Entries from a dataset of interfaces
• • • • •
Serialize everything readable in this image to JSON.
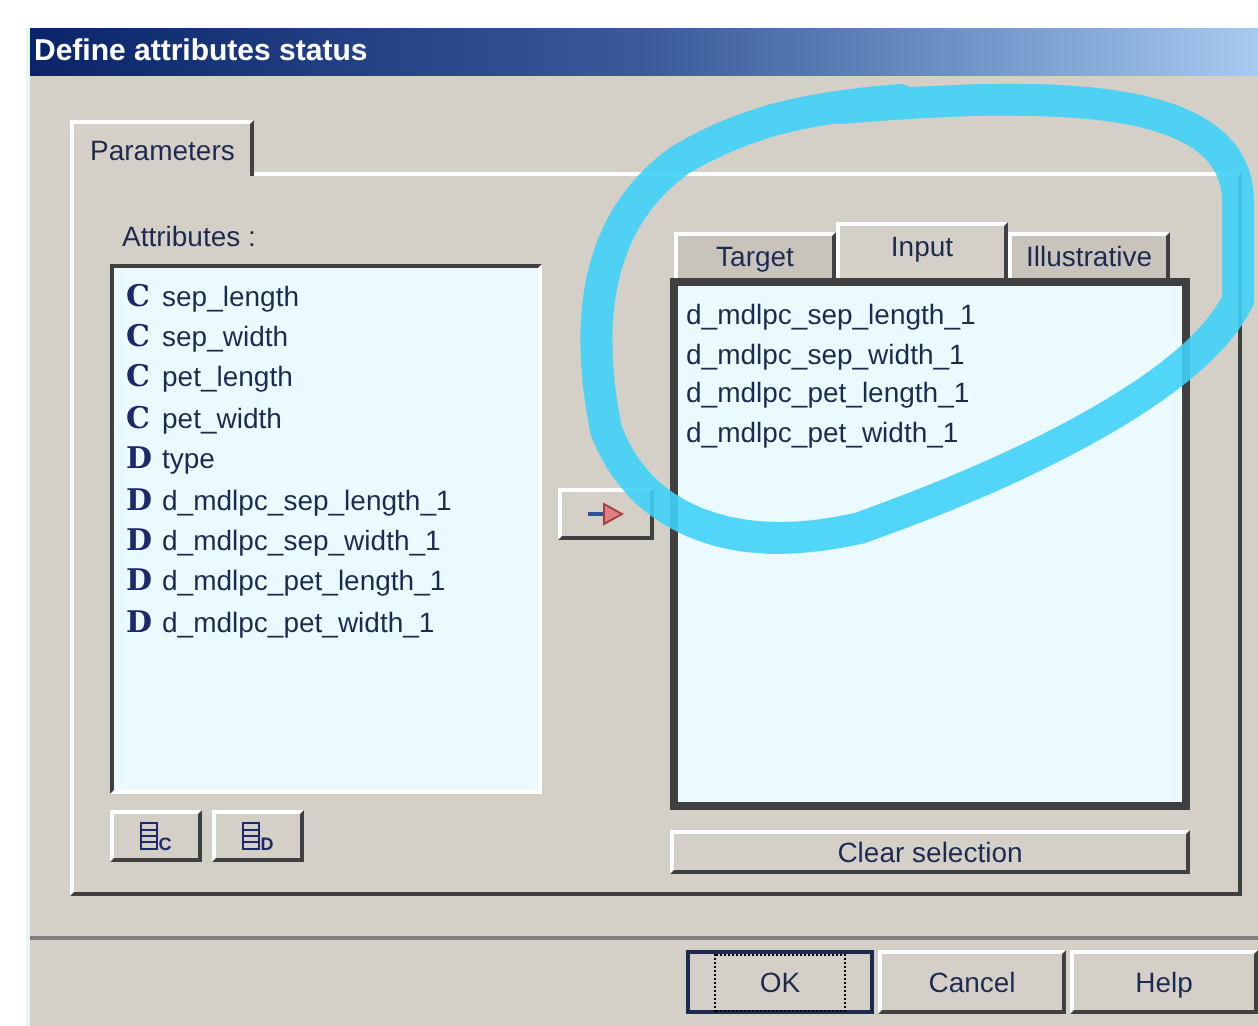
{
  "window": {
    "title": "Define attributes status"
  },
  "tabs": [
    {
      "label": "Parameters",
      "selected": true
    }
  ],
  "attributes": {
    "label": "Attributes :",
    "items": [
      {
        "glyph": "C",
        "name": "sep_length"
      },
      {
        "glyph": "C",
        "name": "sep_width"
      },
      {
        "glyph": "C",
        "name": "pet_length"
      },
      {
        "glyph": "C",
        "name": "pet_width"
      },
      {
        "glyph": "D",
        "name": "type"
      },
      {
        "glyph": "D",
        "name": "d_mdlpc_sep_length_1"
      },
      {
        "glyph": "D",
        "name": "d_mdlpc_sep_width_1"
      },
      {
        "glyph": "D",
        "name": "d_mdlpc_pet_length_1"
      },
      {
        "glyph": "D",
        "name": "d_mdlpc_pet_width_1"
      }
    ],
    "filter_buttons": [
      {
        "label": "C"
      },
      {
        "label": "D"
      }
    ]
  },
  "role_tabs": [
    {
      "label": "Target",
      "selected": false
    },
    {
      "label": "Input",
      "selected": true
    },
    {
      "label": "Illustrative",
      "selected": false
    }
  ],
  "selected_list": [
    "d_mdlpc_sep_length_1",
    "d_mdlpc_sep_width_1",
    "d_mdlpc_pet_length_1",
    "d_mdlpc_pet_width_1"
  ],
  "clear_button": "Clear selection",
  "buttons": [
    {
      "label": "OK",
      "focused": true
    },
    {
      "label": "Cancel",
      "focused": false
    },
    {
      "label": "Help",
      "focused": false
    }
  ]
}
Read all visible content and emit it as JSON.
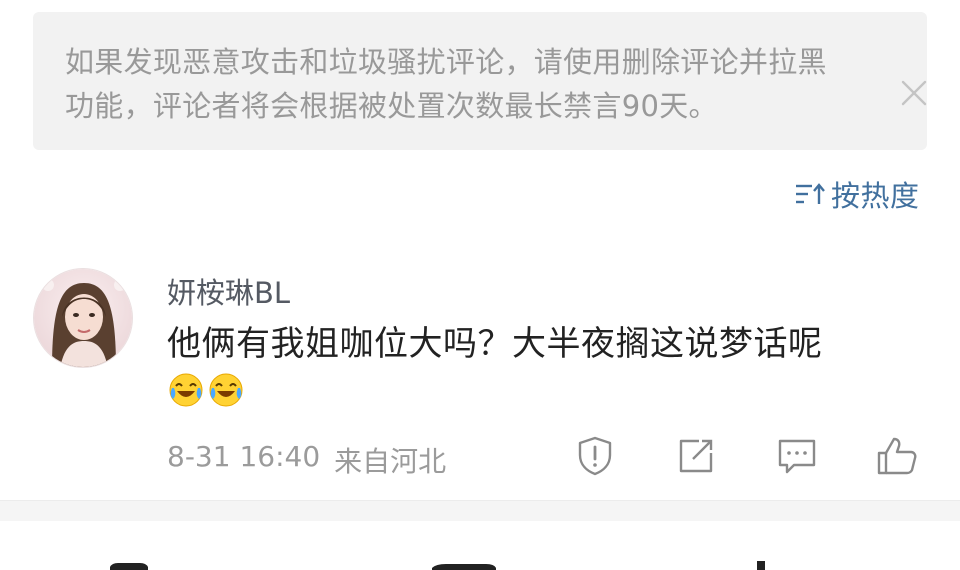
{
  "notice": {
    "text": "如果发现恶意攻击和垃圾骚扰评论，请使用删除评论并拉黑功能，评论者将会根据被处置次数最长禁言90天。"
  },
  "sort": {
    "label": "按热度",
    "icon": "sort-icon"
  },
  "comment": {
    "username": "妍桉琳BL",
    "text": "他俩有我姐咖位大吗？大半夜搁这说梦话呢",
    "emojis": [
      "laugh-cry-emoji",
      "laugh-cry-emoji"
    ],
    "date": "8-31 16:40",
    "location": "来自河北",
    "actions": [
      "report-icon",
      "share-icon",
      "reply-icon",
      "like-icon"
    ]
  },
  "colors": {
    "notice_bg": "#f2f2f2",
    "notice_text": "#999999",
    "link": "#41709e",
    "username": "#555a63",
    "body": "#222222",
    "meta": "#9b9b9b"
  }
}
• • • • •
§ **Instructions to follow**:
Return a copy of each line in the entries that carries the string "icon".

§ **Written solution**:
    "icon": "sort-icon"
      "report-icon",
      "share-icon",
      "reply-icon",
      "like-icon"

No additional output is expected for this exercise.